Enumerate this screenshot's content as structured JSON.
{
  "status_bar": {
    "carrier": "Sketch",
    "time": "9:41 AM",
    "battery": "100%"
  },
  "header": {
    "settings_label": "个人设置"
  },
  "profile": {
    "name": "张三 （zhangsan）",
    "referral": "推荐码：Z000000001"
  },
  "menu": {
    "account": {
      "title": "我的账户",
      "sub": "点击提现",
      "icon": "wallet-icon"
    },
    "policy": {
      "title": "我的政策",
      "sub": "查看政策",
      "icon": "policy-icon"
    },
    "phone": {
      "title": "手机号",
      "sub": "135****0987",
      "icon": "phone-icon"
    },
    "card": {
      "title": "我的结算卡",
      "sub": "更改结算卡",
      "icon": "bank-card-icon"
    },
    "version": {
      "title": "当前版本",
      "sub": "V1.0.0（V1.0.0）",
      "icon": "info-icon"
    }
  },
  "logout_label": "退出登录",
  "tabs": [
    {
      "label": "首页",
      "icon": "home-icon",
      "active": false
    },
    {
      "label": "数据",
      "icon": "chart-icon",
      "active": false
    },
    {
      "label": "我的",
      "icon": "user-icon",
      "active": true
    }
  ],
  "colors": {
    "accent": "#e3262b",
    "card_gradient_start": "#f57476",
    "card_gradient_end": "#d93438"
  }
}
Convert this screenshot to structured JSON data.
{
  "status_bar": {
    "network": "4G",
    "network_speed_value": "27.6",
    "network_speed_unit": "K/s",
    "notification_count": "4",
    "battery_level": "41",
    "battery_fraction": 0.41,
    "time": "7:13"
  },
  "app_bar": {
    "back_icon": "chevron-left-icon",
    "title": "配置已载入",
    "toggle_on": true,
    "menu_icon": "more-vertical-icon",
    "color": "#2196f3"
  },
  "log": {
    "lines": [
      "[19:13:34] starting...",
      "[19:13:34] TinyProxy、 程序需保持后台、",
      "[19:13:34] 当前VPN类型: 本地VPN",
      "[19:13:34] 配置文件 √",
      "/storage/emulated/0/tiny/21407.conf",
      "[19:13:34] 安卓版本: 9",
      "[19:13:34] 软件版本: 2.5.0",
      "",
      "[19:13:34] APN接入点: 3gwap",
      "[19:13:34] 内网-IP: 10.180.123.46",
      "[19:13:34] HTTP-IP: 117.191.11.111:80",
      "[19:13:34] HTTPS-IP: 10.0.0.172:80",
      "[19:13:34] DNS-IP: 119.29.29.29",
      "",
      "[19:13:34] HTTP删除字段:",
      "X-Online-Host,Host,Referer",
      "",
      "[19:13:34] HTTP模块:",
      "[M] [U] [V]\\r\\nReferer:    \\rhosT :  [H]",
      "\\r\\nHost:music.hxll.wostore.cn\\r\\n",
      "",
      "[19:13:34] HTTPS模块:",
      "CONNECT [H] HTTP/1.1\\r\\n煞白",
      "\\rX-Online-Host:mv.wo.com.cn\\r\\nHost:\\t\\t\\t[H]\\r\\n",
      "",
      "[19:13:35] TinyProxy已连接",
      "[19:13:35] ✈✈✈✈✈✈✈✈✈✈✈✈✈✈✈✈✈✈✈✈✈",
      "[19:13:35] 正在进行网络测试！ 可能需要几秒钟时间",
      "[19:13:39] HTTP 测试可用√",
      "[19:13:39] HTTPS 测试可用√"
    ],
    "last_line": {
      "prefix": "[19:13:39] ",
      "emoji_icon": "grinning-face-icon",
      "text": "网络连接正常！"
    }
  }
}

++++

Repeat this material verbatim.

Enumerate this screenshot's content as structured JSON.
{
  "status_bar": {
    "carrier": "Sketch",
    "time": "9:41 AM",
    "battery": "100%"
  },
  "header": {
    "settings_label": "个人设置"
  },
  "profile": {
    "name": "张三 （zhangsan）",
    "referral": "推荐码：Z000000001"
  },
  "menu": {
    "account": {
      "title": "我的账户",
      "sub": "点击提现",
      "icon": "wallet-icon"
    },
    "policy": {
      "title": "我的政策",
      "sub": "查看政策",
      "icon": "policy-icon"
    },
    "phone": {
      "title": "手机号",
      "sub": "135****0987",
      "icon": "phone-icon"
    },
    "card": {
      "title": "我的结算卡",
      "sub": "更改结算卡",
      "icon": "bank-card-icon"
    },
    "version": {
      "title": "当前版本",
      "sub": "V1.0.0（V1.0.0）",
      "icon": "info-icon"
    }
  },
  "logout_label": "退出登录",
  "tabs": [
    {
      "label": "首页",
      "icon": "home-icon",
      "active": false
    },
    {
      "label": "数据",
      "icon": "chart-icon",
      "active": false
    },
    {
      "label": "我的",
      "icon": "user-icon",
      "active": true
    }
  ],
  "colors": {
    "accent": "#e3262b",
    "card_gradient_start": "#f57476",
    "card_gradient_end": "#d93438"
  }
}
Convert this screenshot to structured JSON data.
{
  "status_bar": {
    "network": "4G",
    "network_speed_value": "27.6",
    "network_speed_unit": "K/s",
    "notification_count": "4",
    "battery_level": "41",
    "battery_fraction": 0.41,
    "time": "7:13"
  },
  "app_bar": {
    "back_icon": "chevron-left-icon",
    "title": "配置已载入",
    "toggle_on": true,
    "menu_icon": "more-vertical-icon",
    "color": "#2196f3"
  },
  "log": {
    "lines": [
      "[19:13:34] starting...",
      "[19:13:34] TinyProxy、 程序需保持后台、",
      "[19:13:34] 当前VPN类型: 本地VPN",
      "[19:13:34] 配置文件 √",
      "/storage/emulated/0/tiny/21407.conf",
      "[19:13:34] 安卓版本: 9",
      "[19:13:34] 软件版本: 2.5.0",
      "",
      "[19:13:34] APN接入点: 3gwap",
      "[19:13:34] 内网-IP: 10.180.123.46",
      "[19:13:34] HTTP-IP: 117.191.11.111:80",
      "[19:13:34] HTTPS-IP: 10.0.0.172:80",
      "[19:13:34] DNS-IP: 119.29.29.29",
      "",
      "[19:13:34] HTTP删除字段:",
      "X-Online-Host,Host,Referer",
      "",
      "[19:13:34] HTTP模块:",
      "[M] [U] [V]\\r\\nReferer:    \\rhosT :  [H]",
      "\\r\\nHost:music.hxll.wostore.cn\\r\\n",
      "",
      "[19:13:34] HTTPS模块:",
      "CONNECT [H] HTTP/1.1\\r\\n煞白",
      "\\rX-Online-Host:mv.wo.com.cn\\r\\nHost:\\t\\t\\t[H]\\r\\n",
      "",
      "[19:13:35] TinyProxy已连接",
      "[19:13:35] ✈✈✈✈✈✈✈✈✈✈✈✈✈✈✈✈✈✈✈✈✈",
      "[19:13:35] 正在进行网络测试！ 可能需要几秒钟时间",
      "[19:13:39] HTTP 测试可用√",
      "[19:13:39] HTTPS 测试可用√"
    ],
    "last_line": {
      "prefix": "[19:13:39] ",
      "emoji_icon": "grinning-face-icon",
      "text": "网络连接正常！"
    }
  }
}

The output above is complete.